PRINT December 1999


Thomas Vinterberg’s brilliant The Celebration (1998) is especially important because it signals the future of the medium, away from Hollywood’s excesses.

JOHN WATERS, filmmaker: During the 1994 Cannes Film Festival I was sick in bed with the flu on the night Pulp Fiction premiered. Suddenly, from blocks away I heard the most stupendous roar of approval from the opening-night audience. I was so pissed to have missed the night Quentin Tarantino became an instant cinematic icon.

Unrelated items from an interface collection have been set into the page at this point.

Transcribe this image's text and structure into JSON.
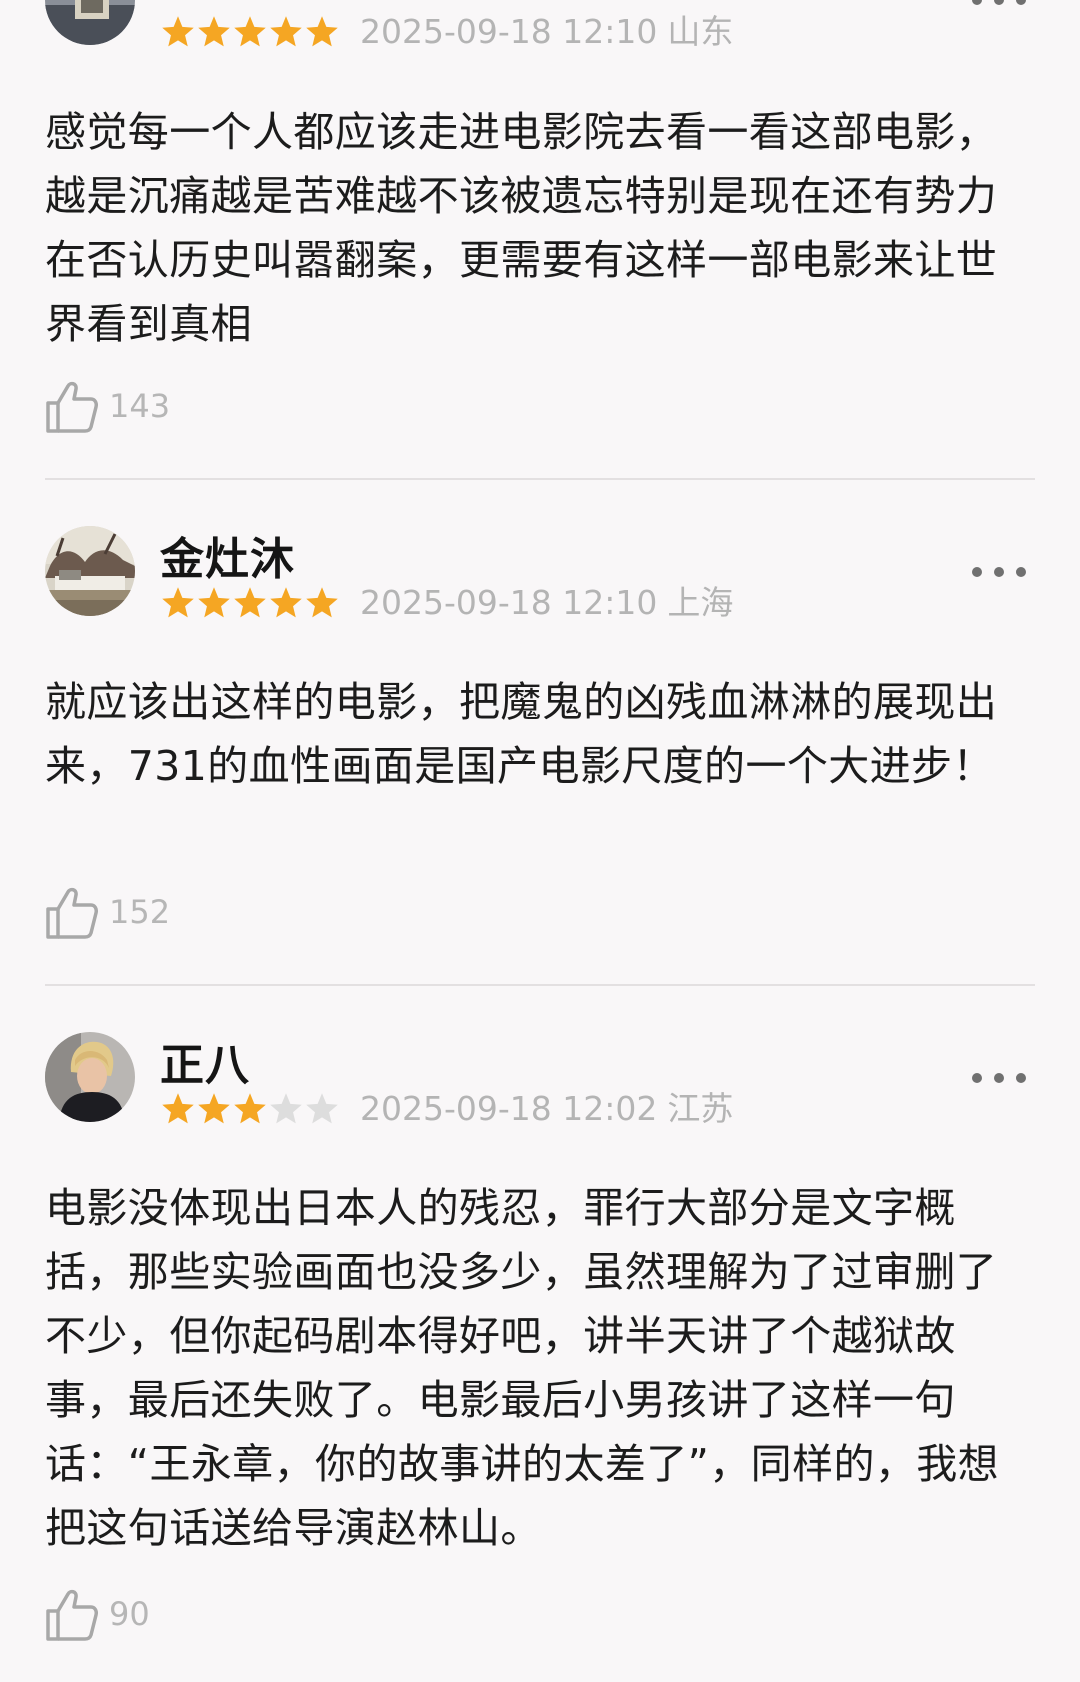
{
  "colors": {
    "background": "#f9f7f8",
    "star_filled": "#f5a623",
    "star_empty": "#dddddd",
    "meta_text": "#b4b4b4",
    "divider": "#e3e0e1"
  },
  "reviews": [
    {
      "username": "",
      "rating": 5,
      "rating_max": 5,
      "date": "2025-09-18 12:10",
      "location": "山东",
      "text": "感觉每一个人都应该走进电影院去看一看这部电影，越是沉痛越是苦难越不该被遗忘特别是现在还有势力在否认历史叫嚣翻案，更需要有这样一部电影来让世界看到真相",
      "likes": "143",
      "avatar_icon": "avatar-photo-partial",
      "like_icon": "thumbs-up-icon",
      "more_icon": "more-dots-icon"
    },
    {
      "username": "金灶沐",
      "rating": 5,
      "rating_max": 5,
      "date": "2025-09-18 12:10",
      "location": "上海",
      "text": "就应该出这样的电影，把魔鬼的凶残血淋淋的展现出来，731的血性画面是国产电影尺度的一个大进步！",
      "likes": "152",
      "avatar_icon": "avatar-landscape-photo",
      "like_icon": "thumbs-up-icon",
      "more_icon": "more-dots-icon"
    },
    {
      "username": "正八",
      "rating": 3,
      "rating_max": 5,
      "date": "2025-09-18 12:02",
      "location": "江苏",
      "text": "电影没体现出日本人的残忍，罪行大部分是文字概括，那些实验画面也没多少，虽然理解为了过审删了不少，但你起码剧本得好吧，讲半天讲了个越狱故事，最后还失败了。电影最后小男孩讲了这样一句话：“王永章，你的故事讲的太差了”，同样的，我想把这句话送给导演赵林山。",
      "likes": "90",
      "avatar_icon": "avatar-person-photo",
      "like_icon": "thumbs-up-icon",
      "more_icon": "more-dots-icon"
    }
  ]
}
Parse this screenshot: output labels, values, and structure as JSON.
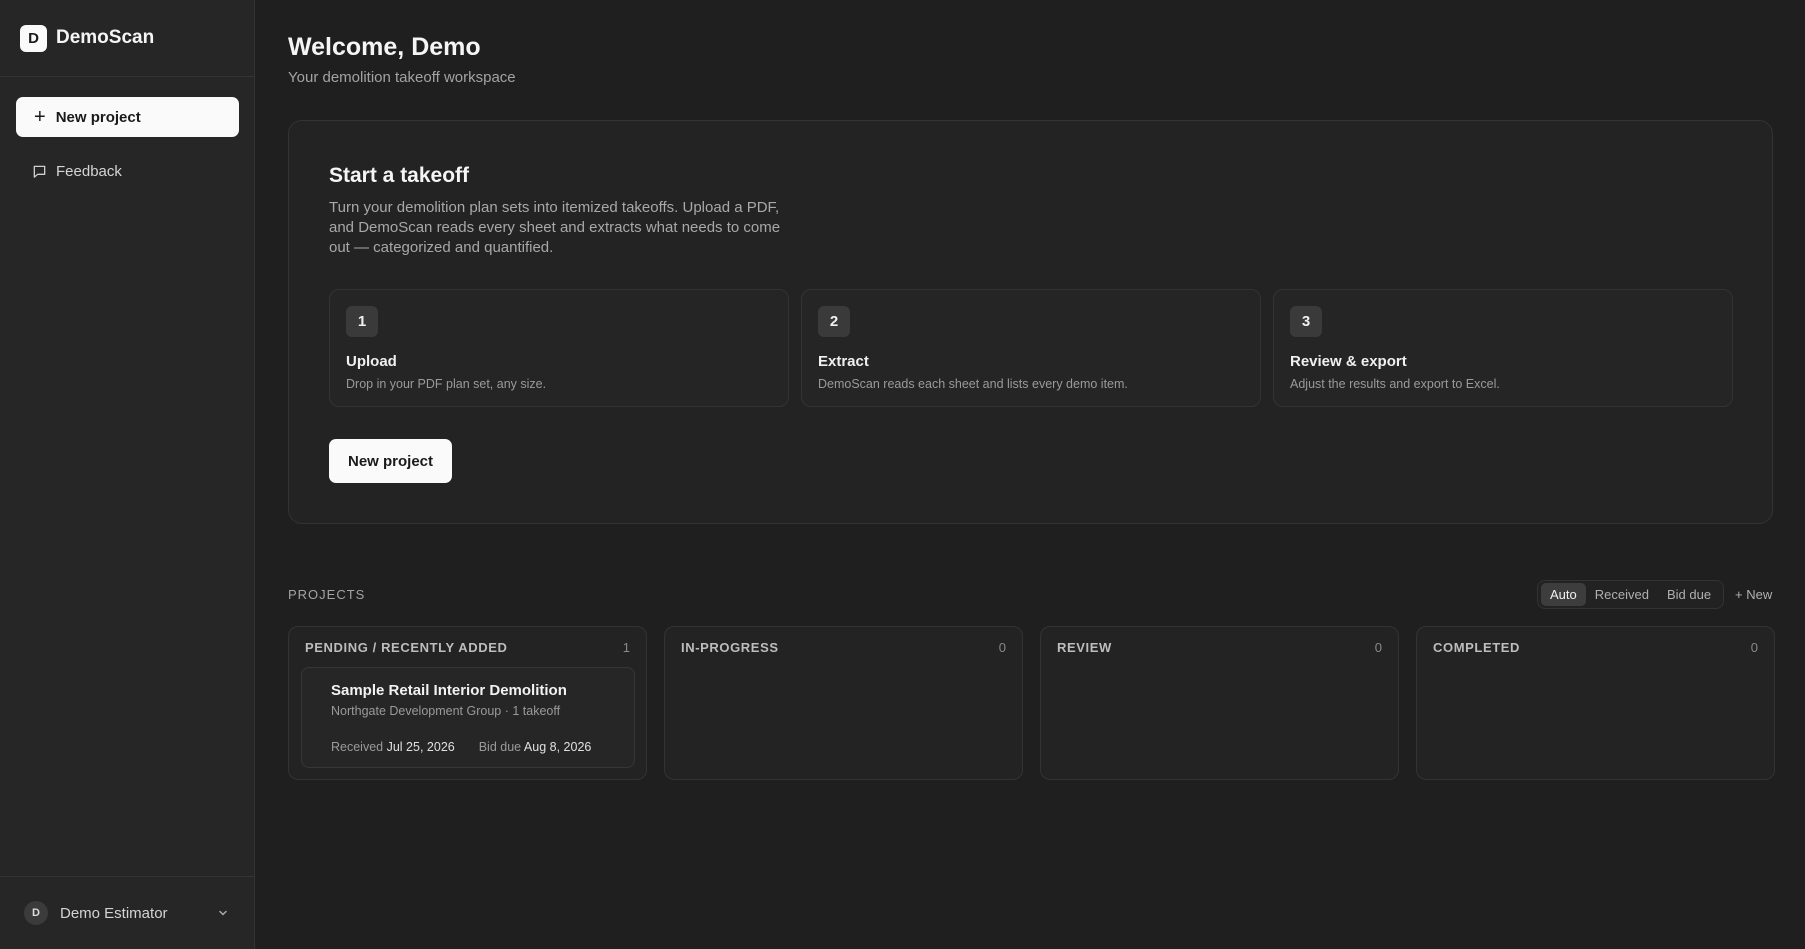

But once I saw the movie I knew he deserved it. I guess you could call me a Quentin-hag.

KIMBERLY PEIRCE, filmmaker (Boys Don’t Cry): Zhang Yimou’s Raise the Red Lantern (1991). I loved the film’s reds, the scene at dawn in the courtyard lit with Chinese lanterns—and I fell in love with Gong Li.

DOUG AITKEN, artist: Jafar Panahi’s The White Balloon (1995). I liked this Iranian film’s directness, which is especially pleasurable given the intense indirection of most contemporary art.

RICHARD PRICE, novelist/screenwriter (Clockers): Carl Franklin’s One False Move (1991). Clean and sharp, it was a perfect throwback to the double-bill films of the ’40s. An interracial balancing act of compassion and intimacy, with a thriller’s sense of the inexorability of violence.

BELL HOOKS, social theorist: Ma vie en rose. For me, Alain Berliner’s 1997 film expressed the intense anxiety we have about difference—in this case, a boy’s sexual difference.

KAREN COOPER, director of Film Forum: Matthew Barney’s “Cremaster” series (1995– ). The films’ dense, erotically charged, mythopoeic imagery updates C.S. Lewis’s vision, moving someplace obscure and dangerous, a world beyond good and evil.

DAVID SALLE, artist: Happy Together (1997) by Wong Kar-wai. The first film in the ’90s to remind you of watching Godard.

JONATHAN ROSENBAUM, film critic: Abbas Kiarostami’s Life, and Nothing More (1991), A Taste of Cherry (1997), and The Wind Will Carry Us (1999). Three prodigiously beautiful features that redefine cinematic economy—in several different ways at once.

RICHARD FLOOD, curator: Safe (Todd Haynes, 1995) and The Rapture (Michael Tolkin, 1991). Afraid of engaging with the everyday, both protagonists cocooned themselves, in films diagnosing ailments so symptomatic of the ’90s: anomie and loss of physical and spiritual stimulus. I love The Rapture’s Mimi Rodgers: She survived Tom Cruise, after all.
—compiled by Alissa Quart